Entries from a dataset of interfaces ▸
↓↓↓

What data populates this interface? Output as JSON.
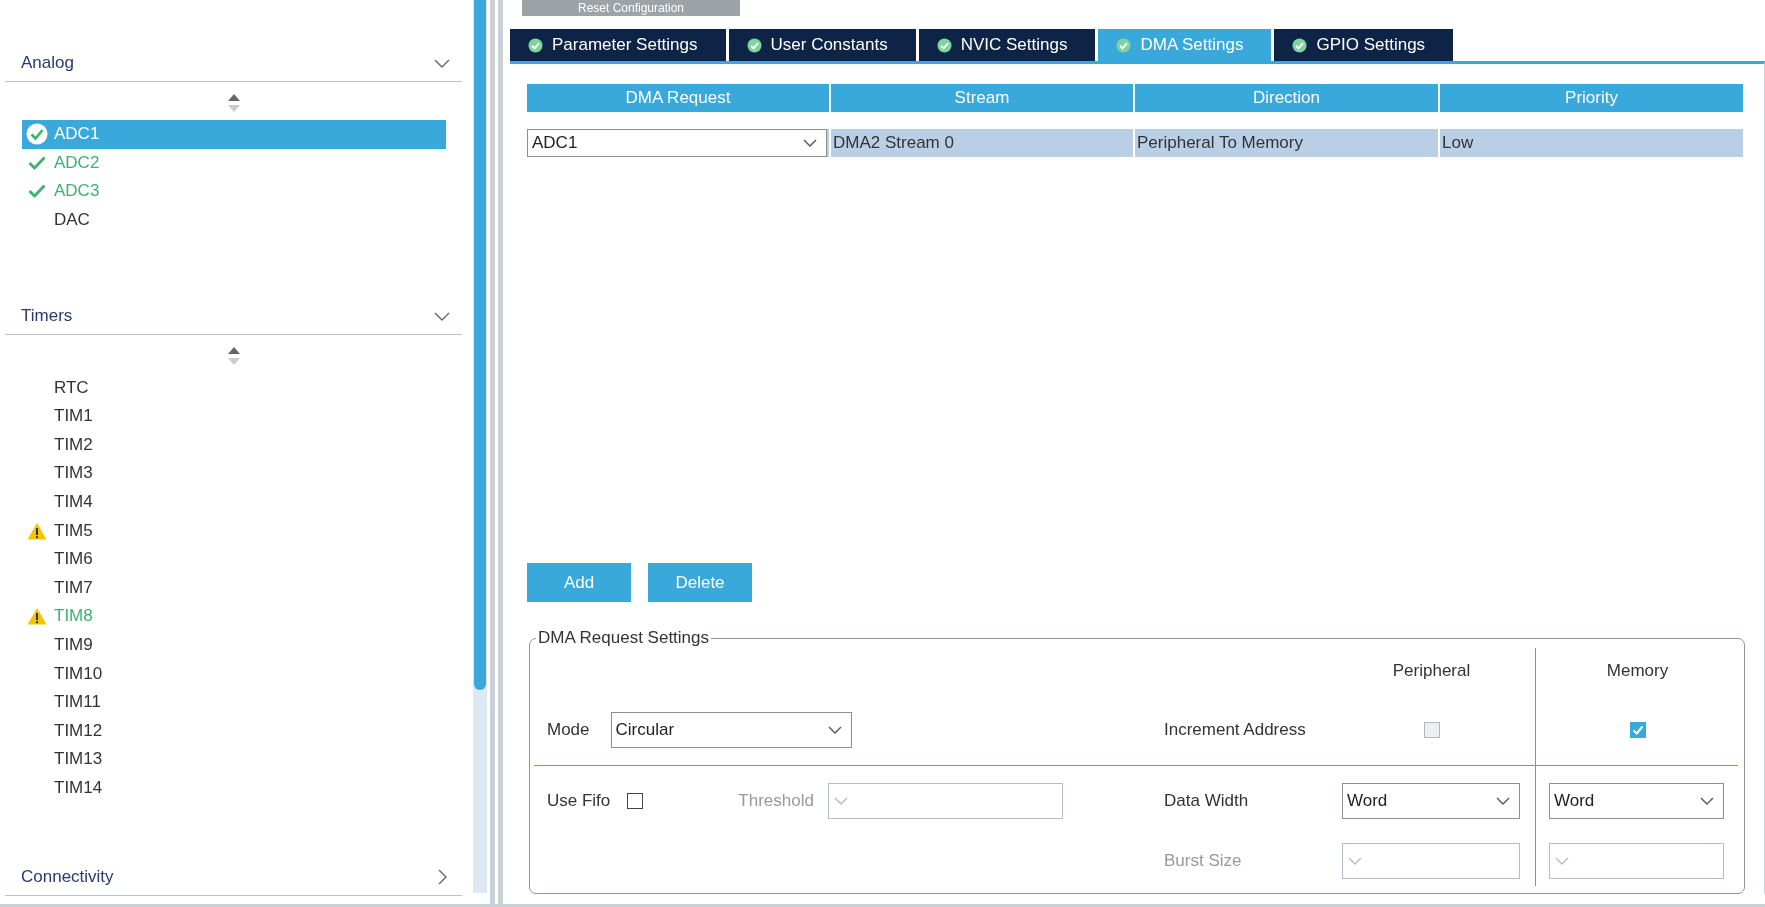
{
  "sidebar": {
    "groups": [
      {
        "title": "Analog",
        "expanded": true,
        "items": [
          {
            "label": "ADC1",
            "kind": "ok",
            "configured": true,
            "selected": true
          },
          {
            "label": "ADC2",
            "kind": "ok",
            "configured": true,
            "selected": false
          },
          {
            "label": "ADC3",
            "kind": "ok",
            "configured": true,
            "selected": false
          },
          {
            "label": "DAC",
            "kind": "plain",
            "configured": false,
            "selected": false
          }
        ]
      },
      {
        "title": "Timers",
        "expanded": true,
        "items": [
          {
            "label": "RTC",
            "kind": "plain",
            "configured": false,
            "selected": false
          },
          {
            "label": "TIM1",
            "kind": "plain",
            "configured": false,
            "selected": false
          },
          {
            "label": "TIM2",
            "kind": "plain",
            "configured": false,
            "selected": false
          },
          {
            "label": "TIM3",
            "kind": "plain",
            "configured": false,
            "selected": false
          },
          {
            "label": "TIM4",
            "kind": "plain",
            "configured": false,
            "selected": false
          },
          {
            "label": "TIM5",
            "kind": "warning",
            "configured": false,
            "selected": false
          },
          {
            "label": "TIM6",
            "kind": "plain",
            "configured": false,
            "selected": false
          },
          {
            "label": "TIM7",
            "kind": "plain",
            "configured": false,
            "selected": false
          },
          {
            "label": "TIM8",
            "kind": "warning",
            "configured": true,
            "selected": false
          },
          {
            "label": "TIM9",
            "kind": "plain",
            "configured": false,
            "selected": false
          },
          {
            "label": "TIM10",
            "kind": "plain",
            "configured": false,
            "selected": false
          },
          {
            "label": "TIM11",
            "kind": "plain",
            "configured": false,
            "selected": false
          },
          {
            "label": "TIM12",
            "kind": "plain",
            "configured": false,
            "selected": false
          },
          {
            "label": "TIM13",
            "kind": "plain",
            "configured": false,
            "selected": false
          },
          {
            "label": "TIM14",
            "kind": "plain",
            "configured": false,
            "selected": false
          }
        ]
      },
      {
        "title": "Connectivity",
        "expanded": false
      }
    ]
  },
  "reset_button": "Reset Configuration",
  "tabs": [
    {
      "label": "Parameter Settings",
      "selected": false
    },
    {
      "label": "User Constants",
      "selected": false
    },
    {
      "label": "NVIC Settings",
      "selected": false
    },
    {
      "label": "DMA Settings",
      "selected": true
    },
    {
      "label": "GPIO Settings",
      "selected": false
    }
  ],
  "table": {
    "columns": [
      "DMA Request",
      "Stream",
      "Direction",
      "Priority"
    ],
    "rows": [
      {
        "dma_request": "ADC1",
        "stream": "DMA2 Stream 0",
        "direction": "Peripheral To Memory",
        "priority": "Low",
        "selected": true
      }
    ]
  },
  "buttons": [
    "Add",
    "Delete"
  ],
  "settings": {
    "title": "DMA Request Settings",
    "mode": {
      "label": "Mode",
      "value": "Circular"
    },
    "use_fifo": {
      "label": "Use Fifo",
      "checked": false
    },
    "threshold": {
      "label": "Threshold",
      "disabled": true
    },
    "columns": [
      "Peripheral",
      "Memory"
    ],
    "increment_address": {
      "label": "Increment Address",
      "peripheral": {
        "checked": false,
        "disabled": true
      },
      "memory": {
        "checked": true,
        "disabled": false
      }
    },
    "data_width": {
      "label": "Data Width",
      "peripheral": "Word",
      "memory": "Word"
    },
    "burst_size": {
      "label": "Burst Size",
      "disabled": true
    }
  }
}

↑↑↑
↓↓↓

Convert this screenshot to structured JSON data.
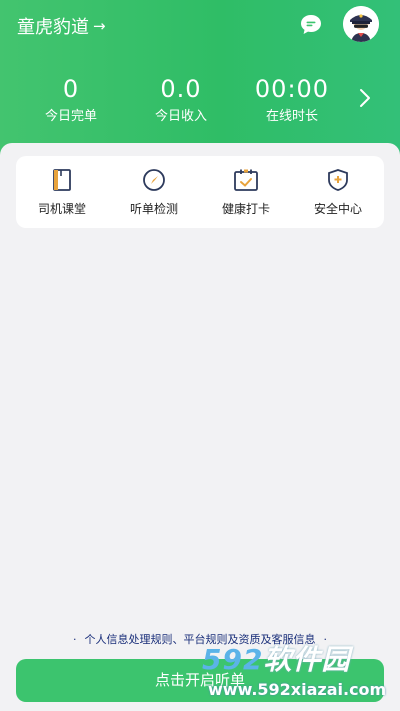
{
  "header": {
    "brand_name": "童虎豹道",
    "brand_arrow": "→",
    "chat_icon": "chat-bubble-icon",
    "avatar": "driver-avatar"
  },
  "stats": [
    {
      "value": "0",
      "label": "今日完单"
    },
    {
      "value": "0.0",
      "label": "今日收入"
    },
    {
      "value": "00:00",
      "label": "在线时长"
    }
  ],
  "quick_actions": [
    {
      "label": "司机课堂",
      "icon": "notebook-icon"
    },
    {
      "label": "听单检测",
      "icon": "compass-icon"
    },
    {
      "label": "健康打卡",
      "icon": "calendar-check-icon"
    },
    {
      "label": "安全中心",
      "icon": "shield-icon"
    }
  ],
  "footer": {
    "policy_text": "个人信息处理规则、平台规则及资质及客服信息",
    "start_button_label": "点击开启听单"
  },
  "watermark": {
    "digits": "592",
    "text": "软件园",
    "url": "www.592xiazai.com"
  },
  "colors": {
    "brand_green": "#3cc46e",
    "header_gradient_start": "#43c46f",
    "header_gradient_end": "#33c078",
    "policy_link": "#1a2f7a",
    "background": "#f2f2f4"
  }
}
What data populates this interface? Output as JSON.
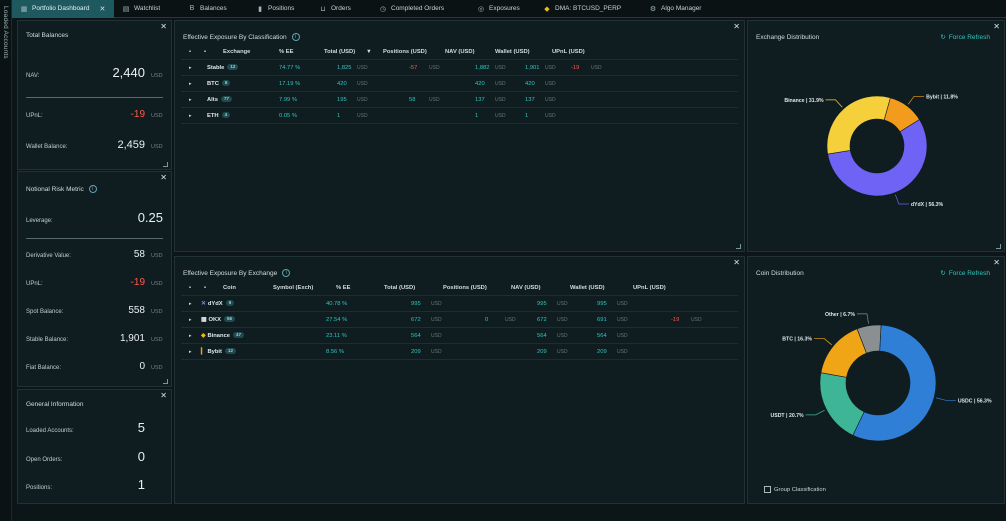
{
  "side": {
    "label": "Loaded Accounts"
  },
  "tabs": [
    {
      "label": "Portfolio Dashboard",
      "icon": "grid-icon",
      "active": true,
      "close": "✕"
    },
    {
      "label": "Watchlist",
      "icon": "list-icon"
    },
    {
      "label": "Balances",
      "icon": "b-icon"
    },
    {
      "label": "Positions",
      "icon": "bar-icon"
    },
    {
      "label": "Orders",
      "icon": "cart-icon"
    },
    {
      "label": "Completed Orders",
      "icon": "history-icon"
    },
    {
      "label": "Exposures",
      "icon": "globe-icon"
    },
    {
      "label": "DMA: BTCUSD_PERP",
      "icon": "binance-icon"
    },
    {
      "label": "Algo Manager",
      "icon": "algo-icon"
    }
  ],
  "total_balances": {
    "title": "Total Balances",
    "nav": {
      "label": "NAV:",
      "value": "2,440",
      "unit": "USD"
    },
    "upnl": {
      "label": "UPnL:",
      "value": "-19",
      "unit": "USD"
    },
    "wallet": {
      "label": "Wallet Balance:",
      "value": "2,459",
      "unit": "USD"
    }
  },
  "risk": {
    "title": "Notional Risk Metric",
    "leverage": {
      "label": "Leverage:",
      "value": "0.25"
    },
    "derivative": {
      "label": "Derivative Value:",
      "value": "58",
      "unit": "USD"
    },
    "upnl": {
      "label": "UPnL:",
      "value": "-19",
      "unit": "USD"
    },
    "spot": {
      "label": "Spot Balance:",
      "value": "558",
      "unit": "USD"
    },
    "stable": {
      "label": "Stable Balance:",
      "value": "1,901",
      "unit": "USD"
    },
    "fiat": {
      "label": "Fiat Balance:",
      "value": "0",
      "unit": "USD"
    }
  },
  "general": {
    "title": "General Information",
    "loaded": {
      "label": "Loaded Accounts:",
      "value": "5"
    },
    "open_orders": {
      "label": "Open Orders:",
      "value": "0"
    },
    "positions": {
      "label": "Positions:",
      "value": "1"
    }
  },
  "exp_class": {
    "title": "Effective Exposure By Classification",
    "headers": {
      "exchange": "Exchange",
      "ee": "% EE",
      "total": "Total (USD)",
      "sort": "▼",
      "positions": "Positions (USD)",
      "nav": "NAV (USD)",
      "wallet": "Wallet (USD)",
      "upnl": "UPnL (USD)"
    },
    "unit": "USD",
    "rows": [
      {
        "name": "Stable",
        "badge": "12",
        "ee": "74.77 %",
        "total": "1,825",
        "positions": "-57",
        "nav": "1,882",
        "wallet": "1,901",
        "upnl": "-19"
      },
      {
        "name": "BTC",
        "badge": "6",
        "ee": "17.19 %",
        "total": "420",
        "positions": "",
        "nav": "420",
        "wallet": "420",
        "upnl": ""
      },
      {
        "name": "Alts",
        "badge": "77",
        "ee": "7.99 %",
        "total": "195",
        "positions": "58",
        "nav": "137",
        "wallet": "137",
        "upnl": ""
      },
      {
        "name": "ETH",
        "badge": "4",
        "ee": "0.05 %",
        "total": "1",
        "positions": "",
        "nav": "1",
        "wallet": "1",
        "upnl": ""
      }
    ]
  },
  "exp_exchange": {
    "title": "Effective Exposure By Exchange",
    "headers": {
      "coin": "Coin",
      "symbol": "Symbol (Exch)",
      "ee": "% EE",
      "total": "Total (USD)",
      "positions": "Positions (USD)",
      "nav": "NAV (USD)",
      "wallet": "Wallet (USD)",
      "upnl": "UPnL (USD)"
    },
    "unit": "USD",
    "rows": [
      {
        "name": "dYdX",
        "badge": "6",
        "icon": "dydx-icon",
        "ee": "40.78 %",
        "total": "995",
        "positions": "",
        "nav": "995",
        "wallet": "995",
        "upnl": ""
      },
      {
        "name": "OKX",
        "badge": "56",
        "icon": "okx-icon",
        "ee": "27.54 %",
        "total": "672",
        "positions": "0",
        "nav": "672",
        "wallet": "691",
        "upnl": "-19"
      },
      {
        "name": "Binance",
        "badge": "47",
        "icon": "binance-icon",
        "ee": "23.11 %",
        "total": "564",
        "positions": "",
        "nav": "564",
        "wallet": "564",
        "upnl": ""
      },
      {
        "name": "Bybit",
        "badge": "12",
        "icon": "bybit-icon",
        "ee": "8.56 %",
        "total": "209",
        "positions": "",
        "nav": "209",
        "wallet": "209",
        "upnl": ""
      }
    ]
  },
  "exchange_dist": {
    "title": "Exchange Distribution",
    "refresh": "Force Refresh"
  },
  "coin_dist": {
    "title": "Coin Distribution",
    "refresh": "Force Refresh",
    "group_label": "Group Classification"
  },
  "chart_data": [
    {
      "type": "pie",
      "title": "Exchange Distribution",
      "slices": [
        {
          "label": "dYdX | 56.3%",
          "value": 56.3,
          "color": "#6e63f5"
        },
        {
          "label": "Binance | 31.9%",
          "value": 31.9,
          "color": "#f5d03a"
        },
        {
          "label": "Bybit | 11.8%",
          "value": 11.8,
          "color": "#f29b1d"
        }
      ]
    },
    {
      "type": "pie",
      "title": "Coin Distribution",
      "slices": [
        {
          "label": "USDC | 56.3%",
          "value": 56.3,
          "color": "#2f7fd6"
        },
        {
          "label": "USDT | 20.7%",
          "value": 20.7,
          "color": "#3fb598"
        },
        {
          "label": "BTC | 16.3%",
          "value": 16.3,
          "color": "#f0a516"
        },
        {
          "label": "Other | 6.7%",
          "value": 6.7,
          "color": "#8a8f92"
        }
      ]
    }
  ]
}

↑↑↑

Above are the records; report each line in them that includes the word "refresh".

YOUR RESPONSE ▸
    "refresh": "Force Refresh"
    "refresh": "Force Refresh",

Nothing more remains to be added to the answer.